## Excerpted data
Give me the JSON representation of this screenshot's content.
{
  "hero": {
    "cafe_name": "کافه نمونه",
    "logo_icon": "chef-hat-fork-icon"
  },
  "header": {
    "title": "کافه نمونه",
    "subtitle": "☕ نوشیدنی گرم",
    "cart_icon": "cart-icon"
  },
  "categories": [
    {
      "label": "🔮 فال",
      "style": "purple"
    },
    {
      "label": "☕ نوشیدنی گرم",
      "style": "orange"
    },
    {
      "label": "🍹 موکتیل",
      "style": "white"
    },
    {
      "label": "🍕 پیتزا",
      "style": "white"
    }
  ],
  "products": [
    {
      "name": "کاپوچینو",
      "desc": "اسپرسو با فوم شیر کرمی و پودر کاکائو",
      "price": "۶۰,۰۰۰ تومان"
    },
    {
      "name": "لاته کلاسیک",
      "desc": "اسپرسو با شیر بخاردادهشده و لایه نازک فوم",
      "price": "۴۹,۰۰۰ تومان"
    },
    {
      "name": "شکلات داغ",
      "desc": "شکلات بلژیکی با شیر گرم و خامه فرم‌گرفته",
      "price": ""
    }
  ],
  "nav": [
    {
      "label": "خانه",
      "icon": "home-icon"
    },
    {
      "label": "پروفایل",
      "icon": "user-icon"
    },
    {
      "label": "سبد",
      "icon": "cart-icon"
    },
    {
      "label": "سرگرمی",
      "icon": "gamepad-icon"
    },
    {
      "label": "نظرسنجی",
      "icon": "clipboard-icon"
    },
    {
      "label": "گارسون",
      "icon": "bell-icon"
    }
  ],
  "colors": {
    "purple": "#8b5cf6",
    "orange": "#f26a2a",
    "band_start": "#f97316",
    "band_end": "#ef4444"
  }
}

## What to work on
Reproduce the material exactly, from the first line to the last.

## Solved problem
Give me the JSON representation of this screenshot's content.
{
  "hero": {
    "cafe_name": "کافه نمونه",
    "logo_icon": "chef-hat-fork-icon"
  },
  "header": {
    "title": "کافه نمونه",
    "subtitle": "☕ نوشیدنی گرم",
    "cart_icon": "cart-icon"
  },
  "categories": [
    {
      "label": "🔮 فال",
      "style": "purple"
    },
    {
      "label": "☕ نوشیدنی گرم",
      "style": "orange"
    },
    {
      "label": "🍹 موکتیل",
      "style": "white"
    },
    {
      "label": "🍕 پیتزا",
      "style": "white"
    }
  ],
  "products": [
    {
      "name": "کاپوچینو",
      "desc": "اسپرسو با فوم شیر کرمی و پودر کاکائو",
      "price": "۶۰,۰۰۰ تومان"
    },
    {
      "name": "لاته کلاسیک",
      "desc": "اسپرسو با شیر بخاردادهشده و لایه نازک فوم",
      "price": "۴۹,۰۰۰ تومان"
    },
    {
      "name": "شکلات داغ",
      "desc": "شکلات بلژیکی با شیر گرم و خامه فرم‌گرفته",
      "price": ""
    }
  ],
  "nav": [
    {
      "label": "خانه",
      "icon": "home-icon"
    },
    {
      "label": "پروفایل",
      "icon": "user-icon"
    },
    {
      "label": "سبد",
      "icon": "cart-icon"
    },
    {
      "label": "سرگرمی",
      "icon": "gamepad-icon"
    },
    {
      "label": "نظرسنجی",
      "icon": "clipboard-icon"
    },
    {
      "label": "گارسون",
      "icon": "bell-icon"
    }
  ],
  "colors": {
    "purple": "#8b5cf6",
    "orange": "#f26a2a",
    "band_start": "#f97316",
    "band_end": "#ef4444"
  }
}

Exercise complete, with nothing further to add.